Compromise of communication party’s private keys has a catastrophic effect on security, despite the fact that the use of ephemeral keys and one-time prekeys softens the destructive effect. Compromise of a party’s identity key allows to carry on actions on behalf of that party. Compromise of a party’s prekey private keys may affect the security of old or new values of SK depending on a number of conditions.
A complete analysis of all possible compromise scenarios is beyond the scope of the protocol description. A partial analysis of the most likely scenarios is given below:
- In the case of using a one-time prekey, compromise of Bob’s identity key and the prekey private keys will not result in a compromise of SKin the future, assuming that the private key for this one-time prekey has been deleted.
- If one-time prekeys were not used in the protocol run, the compromise of Bob's identity and signed prekey may lead to a compromise of the SK calculated on the basis of these keys. Frequent replacement of a signed prekey softens it in the same way as using a ratchet mechanism after the X3DH protocol, since in this case SK is replaced with new keys, also calculated on the basis of random values.
A malicious server may cause communication failure between Alice and Bob (for example, due to a failure to deliver messages). If Alice and Bob authenticate each other, then the only additional attack available to the server is the refusal to transfer one-time prekeys, thus forward secrecy will depend on the lifetime of the signed prekey (as described in the previous section). A decrease in the level of forward secrecy can also happen if one of the parties maliciously drains one-time prekeys of another party.
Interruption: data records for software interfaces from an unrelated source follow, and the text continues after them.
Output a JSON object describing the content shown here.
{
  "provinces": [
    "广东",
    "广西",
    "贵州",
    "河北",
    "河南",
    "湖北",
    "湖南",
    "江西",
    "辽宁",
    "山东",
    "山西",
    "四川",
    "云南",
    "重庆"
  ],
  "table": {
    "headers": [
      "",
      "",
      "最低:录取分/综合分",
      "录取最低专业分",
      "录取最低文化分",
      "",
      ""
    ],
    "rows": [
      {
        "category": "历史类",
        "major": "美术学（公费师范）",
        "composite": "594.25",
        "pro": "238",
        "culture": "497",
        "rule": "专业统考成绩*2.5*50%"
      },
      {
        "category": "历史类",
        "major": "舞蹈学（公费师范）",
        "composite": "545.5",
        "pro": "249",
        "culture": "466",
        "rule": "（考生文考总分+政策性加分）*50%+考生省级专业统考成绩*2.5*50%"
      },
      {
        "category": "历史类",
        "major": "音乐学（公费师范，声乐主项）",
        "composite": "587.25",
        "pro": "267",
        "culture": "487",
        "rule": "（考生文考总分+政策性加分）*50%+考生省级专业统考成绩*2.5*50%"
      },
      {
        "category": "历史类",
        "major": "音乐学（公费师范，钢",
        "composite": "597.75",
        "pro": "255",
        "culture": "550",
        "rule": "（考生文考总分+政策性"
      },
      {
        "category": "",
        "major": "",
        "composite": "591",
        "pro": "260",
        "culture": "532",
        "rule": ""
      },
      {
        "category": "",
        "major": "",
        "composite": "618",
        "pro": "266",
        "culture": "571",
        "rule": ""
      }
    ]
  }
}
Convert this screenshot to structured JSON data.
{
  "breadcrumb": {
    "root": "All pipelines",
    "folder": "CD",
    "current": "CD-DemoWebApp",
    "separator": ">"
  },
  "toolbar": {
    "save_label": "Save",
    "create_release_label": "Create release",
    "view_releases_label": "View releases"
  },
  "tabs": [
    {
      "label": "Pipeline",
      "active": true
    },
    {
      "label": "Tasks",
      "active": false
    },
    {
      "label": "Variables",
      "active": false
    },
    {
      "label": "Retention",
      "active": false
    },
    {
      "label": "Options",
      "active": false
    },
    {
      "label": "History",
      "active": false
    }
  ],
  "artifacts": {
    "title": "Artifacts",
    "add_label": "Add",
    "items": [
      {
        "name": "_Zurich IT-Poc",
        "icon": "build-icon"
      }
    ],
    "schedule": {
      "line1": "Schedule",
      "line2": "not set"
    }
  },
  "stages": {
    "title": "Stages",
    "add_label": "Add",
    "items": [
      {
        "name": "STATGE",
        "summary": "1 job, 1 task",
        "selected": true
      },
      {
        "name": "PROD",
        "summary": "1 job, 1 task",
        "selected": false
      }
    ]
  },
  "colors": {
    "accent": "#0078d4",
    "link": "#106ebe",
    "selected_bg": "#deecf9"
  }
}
In this regard, the server must in some way limit the number of received one-time prekeys.
The authentication described at the beginning of the current section may not necessarily prevent an "identity misbinding" or "unknown key share" attack. This can happen when an attacker (Eve) falsely presents Bob's identity key fingerprint as his (Eve’s) own, and then either redirects Alice’s initial message to Bob, or falsely presents Bob’s contact information as his own. As a result, Alice thinks that she is sending the initial message to Eve, while the real recipient is Bob. To make this attack more difficult the parties may include more identifying information into “attached data” or hash more identifying information in the identity key fingerprint. Such information may include user names, telephone numbers, real names, etc. Eve will have to lie about this additional data, which can be much more difficult. At the same time, there is no reliable way to prevent the possibility of this attack by Eve.
Go to list of references to the section "Exteded Triple Diffie-Hellman"
Filippov A.I. 2019